**** DATA EXCERPTS

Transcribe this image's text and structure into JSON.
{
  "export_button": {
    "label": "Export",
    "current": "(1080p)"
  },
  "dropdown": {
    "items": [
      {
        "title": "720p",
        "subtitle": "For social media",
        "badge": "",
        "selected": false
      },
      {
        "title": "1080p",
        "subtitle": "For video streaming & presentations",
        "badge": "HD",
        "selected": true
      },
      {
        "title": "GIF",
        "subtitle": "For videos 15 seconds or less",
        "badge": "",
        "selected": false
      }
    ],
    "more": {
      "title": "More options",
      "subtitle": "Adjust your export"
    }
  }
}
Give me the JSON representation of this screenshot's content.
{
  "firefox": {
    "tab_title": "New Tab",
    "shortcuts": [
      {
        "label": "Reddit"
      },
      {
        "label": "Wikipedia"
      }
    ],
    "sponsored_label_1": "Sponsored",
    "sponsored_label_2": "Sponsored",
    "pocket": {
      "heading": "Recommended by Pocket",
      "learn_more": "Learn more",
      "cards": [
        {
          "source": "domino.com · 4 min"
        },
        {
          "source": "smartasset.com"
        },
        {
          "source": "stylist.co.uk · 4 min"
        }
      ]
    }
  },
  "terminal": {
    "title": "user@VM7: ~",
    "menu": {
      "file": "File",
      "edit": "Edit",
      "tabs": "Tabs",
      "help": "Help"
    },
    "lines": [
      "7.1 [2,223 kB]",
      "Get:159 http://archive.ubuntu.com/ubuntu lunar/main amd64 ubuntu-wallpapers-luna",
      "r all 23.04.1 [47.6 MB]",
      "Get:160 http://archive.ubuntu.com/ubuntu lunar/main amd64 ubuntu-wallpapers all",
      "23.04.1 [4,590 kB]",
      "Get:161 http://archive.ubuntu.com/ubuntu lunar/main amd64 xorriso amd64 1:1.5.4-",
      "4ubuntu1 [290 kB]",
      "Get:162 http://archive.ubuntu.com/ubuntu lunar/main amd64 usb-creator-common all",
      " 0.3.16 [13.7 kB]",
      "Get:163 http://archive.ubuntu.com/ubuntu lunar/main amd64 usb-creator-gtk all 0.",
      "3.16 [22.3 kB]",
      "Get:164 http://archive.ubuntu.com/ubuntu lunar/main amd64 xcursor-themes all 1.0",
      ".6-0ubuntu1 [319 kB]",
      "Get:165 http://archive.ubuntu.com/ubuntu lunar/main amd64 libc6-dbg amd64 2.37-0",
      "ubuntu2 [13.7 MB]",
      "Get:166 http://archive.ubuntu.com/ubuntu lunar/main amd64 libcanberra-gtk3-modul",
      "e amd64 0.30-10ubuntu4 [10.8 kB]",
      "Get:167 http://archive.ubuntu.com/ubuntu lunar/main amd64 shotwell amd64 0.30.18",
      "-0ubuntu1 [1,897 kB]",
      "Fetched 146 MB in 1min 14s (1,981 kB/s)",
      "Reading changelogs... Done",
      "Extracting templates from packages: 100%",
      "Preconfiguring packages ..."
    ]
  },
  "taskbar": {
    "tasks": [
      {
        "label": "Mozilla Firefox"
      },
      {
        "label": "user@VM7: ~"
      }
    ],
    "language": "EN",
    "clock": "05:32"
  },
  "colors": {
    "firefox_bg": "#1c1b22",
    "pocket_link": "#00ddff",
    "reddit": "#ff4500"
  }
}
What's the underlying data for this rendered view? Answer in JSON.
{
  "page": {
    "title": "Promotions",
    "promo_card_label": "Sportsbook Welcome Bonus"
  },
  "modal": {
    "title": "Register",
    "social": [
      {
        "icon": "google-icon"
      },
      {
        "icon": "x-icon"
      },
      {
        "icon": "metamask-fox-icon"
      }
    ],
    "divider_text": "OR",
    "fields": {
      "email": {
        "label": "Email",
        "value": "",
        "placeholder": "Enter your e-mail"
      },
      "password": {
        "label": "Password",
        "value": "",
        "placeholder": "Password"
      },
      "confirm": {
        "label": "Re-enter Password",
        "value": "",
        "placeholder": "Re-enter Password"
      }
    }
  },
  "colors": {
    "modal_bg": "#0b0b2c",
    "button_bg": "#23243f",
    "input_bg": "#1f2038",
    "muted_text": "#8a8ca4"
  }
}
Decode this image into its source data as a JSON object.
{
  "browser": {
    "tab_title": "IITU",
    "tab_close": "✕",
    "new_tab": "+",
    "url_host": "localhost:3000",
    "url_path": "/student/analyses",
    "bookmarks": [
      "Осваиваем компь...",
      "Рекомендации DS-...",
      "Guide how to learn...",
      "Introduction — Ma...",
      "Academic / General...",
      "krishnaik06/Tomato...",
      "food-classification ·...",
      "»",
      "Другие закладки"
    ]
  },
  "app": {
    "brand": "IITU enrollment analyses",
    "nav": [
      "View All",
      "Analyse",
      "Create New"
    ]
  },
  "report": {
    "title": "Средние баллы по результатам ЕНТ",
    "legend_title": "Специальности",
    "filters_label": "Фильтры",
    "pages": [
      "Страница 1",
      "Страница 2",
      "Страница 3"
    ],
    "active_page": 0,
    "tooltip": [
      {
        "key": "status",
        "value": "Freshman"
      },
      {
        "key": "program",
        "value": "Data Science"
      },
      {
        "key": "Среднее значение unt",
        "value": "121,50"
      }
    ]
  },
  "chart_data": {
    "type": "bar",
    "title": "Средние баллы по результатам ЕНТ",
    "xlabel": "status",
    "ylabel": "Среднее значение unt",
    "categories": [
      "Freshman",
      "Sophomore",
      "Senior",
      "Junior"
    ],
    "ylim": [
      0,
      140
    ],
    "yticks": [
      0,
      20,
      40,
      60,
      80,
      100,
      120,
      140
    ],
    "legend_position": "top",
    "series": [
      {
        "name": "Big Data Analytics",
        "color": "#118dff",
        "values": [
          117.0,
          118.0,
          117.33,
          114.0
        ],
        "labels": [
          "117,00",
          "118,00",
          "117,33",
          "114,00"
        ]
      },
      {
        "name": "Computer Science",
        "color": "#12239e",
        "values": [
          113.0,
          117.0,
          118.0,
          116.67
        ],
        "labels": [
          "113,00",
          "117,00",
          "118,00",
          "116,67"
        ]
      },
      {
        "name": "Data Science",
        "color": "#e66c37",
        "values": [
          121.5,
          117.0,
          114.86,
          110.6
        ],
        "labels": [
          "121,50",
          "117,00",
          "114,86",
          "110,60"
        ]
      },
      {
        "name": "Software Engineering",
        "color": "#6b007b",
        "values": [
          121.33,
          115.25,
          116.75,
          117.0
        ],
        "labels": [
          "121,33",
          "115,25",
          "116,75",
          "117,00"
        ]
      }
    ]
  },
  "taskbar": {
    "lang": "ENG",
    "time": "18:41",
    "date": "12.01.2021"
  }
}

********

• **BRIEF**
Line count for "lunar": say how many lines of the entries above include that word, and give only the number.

• **RESULT FOR THIS EXERCISE**
9